#### EXERCISE INSTRUCTIONS:
Report each line of the data that contains the string "this".

#### ENTRIES SHOWN:
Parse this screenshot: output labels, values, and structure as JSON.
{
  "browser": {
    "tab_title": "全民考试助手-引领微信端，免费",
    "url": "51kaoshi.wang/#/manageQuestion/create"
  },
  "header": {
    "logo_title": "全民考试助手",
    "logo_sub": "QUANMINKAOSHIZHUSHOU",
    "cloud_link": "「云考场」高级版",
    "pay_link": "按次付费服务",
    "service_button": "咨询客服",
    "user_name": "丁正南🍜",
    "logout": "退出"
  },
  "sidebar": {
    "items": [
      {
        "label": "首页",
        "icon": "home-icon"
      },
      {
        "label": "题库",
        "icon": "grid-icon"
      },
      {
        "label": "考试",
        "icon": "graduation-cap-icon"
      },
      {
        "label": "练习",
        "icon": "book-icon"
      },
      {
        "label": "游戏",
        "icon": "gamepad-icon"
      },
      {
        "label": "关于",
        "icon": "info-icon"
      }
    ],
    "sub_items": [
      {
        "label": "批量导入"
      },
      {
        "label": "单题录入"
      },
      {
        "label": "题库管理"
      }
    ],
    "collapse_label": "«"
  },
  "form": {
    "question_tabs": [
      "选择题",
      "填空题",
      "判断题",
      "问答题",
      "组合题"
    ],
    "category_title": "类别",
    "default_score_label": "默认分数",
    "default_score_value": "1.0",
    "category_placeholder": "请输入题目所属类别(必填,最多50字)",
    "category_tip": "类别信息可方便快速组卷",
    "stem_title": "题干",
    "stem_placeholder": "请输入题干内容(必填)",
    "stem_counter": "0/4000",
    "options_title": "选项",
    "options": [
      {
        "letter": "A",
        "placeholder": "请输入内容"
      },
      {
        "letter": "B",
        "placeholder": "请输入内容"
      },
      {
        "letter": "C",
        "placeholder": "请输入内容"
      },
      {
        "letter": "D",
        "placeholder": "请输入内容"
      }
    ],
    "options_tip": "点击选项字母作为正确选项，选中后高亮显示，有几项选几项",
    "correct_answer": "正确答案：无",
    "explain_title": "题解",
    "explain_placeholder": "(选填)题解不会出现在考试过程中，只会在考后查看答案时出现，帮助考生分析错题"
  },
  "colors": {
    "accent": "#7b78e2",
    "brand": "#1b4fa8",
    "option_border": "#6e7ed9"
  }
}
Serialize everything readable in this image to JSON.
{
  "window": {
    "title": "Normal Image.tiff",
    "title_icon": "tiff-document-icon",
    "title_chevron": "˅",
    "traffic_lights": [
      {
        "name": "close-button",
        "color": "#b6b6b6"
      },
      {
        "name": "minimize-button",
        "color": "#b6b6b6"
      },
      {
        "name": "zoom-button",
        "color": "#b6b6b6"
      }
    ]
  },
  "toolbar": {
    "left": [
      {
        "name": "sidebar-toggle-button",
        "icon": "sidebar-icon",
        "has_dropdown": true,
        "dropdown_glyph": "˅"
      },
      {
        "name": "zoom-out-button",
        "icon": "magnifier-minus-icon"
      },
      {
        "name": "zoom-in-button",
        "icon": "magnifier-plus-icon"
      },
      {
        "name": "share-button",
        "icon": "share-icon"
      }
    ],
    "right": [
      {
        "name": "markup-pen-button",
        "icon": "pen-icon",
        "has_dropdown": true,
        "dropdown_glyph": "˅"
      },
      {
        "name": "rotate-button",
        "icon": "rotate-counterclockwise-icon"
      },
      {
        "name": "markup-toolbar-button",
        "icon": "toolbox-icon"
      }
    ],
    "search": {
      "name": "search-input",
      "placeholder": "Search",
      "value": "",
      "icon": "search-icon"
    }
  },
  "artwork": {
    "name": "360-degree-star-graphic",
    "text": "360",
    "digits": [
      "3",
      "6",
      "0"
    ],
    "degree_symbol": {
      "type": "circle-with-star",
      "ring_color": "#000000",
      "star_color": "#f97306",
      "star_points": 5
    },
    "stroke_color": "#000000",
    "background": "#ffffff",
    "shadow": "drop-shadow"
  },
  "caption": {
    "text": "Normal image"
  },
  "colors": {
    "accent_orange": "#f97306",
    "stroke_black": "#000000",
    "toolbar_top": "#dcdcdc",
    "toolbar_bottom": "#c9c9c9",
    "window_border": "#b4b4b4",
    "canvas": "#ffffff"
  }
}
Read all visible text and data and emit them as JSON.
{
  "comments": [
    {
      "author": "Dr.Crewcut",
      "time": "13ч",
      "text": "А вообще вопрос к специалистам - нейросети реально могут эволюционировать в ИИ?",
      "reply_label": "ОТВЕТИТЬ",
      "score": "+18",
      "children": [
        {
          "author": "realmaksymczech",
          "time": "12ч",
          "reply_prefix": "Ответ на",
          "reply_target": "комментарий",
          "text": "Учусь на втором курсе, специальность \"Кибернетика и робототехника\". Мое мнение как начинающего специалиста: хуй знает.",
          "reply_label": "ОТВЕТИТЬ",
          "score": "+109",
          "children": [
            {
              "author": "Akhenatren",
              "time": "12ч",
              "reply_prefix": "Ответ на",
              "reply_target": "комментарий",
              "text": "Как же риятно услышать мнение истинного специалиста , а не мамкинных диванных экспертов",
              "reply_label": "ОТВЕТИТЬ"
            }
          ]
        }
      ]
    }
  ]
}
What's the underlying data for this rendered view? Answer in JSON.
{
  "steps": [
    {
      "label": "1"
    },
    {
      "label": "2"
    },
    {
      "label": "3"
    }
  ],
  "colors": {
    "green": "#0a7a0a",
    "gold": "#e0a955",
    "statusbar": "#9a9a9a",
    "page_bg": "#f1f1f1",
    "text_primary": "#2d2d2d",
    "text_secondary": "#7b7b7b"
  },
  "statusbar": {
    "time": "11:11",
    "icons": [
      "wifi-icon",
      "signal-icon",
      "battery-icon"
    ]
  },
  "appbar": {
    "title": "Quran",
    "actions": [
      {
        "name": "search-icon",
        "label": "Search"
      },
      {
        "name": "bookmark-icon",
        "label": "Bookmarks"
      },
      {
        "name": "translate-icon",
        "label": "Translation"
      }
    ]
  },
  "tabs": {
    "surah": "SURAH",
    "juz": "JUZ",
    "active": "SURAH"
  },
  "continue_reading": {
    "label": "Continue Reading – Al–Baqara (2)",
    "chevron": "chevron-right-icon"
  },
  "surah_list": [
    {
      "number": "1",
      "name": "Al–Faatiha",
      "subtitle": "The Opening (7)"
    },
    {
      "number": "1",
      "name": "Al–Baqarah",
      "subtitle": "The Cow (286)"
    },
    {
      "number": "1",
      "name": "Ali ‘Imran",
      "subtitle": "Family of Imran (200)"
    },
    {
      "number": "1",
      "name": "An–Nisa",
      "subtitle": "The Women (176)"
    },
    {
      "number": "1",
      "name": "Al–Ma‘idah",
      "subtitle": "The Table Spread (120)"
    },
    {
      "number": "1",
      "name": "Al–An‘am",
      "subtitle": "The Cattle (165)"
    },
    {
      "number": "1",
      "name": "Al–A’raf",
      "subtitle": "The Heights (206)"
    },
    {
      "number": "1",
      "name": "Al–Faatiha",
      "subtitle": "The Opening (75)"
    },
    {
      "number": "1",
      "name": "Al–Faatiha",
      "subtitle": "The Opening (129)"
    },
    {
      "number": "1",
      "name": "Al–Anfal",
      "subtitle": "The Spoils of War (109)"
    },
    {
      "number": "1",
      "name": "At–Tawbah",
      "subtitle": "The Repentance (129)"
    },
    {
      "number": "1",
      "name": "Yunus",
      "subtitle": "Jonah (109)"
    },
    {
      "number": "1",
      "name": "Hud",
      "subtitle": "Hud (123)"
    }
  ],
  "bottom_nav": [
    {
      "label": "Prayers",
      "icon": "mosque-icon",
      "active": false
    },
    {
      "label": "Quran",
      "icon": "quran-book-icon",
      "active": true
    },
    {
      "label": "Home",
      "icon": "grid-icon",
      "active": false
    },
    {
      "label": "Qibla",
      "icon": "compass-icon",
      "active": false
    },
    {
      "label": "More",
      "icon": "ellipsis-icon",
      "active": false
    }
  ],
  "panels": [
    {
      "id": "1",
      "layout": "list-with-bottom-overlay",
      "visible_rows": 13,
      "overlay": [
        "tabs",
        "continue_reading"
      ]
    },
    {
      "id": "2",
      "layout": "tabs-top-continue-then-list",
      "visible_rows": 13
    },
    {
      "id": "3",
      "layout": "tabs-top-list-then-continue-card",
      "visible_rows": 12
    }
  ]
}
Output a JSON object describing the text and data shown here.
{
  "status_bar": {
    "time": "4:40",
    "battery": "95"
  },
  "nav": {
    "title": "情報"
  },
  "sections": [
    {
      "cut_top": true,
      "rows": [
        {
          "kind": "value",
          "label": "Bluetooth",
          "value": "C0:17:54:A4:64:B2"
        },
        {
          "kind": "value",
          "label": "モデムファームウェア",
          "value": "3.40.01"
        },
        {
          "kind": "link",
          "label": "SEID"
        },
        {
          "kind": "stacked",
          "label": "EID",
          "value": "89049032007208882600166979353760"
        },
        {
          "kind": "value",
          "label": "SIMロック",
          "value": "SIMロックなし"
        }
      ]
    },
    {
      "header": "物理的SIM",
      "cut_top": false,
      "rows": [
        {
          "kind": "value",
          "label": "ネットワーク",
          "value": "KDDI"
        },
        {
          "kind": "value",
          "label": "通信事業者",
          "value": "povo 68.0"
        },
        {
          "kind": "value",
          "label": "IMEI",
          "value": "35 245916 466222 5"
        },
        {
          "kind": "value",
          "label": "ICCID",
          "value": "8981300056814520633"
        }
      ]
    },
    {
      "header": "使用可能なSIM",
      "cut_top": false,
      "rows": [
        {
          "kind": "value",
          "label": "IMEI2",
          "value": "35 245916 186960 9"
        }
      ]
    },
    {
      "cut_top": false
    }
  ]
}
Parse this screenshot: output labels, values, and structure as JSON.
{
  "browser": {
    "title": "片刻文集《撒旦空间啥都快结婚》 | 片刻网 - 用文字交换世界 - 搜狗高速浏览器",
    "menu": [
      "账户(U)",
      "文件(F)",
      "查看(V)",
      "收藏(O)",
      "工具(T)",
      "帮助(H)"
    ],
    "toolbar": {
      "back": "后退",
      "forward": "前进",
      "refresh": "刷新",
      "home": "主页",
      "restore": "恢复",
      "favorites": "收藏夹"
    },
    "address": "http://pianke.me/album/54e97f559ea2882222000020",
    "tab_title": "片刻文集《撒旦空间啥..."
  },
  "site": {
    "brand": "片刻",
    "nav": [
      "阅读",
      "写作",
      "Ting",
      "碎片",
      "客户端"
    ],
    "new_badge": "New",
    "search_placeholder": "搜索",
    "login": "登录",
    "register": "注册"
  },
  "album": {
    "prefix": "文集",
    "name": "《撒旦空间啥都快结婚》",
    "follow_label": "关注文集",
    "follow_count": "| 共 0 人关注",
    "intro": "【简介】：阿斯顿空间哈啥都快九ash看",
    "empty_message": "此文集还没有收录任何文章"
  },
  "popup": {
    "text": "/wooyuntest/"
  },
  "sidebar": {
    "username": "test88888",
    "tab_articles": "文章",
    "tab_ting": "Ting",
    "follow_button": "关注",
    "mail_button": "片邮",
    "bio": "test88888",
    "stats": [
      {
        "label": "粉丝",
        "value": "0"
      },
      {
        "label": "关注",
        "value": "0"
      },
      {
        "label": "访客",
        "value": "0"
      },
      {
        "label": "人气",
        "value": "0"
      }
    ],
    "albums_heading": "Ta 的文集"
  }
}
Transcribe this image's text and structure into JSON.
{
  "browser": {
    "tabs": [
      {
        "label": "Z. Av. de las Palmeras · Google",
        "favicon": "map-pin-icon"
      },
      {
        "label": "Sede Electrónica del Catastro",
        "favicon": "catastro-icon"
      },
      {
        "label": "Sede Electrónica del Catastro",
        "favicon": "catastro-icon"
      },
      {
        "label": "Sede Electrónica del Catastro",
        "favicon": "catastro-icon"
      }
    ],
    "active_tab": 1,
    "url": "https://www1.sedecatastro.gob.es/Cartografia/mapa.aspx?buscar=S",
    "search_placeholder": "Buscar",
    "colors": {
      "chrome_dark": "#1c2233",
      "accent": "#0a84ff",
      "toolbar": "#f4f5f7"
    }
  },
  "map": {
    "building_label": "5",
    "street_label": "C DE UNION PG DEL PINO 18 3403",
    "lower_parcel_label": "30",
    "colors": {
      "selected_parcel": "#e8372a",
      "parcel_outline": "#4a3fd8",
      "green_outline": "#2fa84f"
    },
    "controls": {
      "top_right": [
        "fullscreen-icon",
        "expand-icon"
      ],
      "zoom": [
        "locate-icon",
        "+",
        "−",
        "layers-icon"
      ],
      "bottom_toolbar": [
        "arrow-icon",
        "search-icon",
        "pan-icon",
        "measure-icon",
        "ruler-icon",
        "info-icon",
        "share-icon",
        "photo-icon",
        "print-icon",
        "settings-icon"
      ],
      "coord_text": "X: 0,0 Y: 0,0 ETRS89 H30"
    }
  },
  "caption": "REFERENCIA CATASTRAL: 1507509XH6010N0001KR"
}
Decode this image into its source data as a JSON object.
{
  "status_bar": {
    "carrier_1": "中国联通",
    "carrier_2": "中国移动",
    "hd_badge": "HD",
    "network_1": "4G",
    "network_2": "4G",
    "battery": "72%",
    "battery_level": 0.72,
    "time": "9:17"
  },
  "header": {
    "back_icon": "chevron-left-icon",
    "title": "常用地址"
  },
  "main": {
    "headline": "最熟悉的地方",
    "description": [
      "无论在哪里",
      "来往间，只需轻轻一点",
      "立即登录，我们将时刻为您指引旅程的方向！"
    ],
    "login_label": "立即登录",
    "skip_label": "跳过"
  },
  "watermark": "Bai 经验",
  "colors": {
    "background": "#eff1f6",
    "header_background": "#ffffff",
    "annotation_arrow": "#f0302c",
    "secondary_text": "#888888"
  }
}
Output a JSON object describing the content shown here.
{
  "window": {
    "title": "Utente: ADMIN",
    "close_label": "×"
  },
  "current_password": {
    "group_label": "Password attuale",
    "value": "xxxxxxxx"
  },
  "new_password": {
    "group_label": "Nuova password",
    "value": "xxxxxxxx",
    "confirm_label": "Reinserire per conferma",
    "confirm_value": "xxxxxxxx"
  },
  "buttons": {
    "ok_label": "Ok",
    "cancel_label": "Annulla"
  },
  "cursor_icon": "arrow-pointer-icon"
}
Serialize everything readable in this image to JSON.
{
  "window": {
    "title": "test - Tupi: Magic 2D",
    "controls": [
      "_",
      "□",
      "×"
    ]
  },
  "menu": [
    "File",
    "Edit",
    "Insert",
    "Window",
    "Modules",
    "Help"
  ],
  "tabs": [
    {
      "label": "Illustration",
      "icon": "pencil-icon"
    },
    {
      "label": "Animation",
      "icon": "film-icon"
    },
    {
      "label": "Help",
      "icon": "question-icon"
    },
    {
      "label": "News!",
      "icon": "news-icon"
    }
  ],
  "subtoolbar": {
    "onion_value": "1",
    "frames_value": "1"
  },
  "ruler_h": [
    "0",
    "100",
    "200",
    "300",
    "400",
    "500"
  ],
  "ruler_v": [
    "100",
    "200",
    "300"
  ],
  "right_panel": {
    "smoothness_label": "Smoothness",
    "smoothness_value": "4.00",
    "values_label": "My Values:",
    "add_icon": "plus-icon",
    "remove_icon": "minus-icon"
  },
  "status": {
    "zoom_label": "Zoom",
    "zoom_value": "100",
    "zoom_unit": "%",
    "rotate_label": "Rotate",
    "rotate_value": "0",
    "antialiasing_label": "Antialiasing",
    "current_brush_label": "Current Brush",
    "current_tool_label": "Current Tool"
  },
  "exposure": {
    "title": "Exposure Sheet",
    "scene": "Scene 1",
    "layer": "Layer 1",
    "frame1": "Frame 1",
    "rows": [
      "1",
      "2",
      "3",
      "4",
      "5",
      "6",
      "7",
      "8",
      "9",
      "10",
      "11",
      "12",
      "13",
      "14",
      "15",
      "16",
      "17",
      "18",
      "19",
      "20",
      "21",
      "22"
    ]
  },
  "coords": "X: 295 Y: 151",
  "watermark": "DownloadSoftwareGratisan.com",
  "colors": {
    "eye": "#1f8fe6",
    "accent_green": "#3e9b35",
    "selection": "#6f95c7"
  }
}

#### ANSWER AREA:
Parse this screenshot: output labels, values, and structure as JSON.
Serialize everything readable in this image to JSON.
What's the underlying data for this rendered view? Answer in JSON.
Parse this screenshot: output labels, values, and structure as JSON.
Transcribe this image's text and structure into JSON.
Decode this image into its source data as a JSON object.
Serialize everything readable in this image to JSON.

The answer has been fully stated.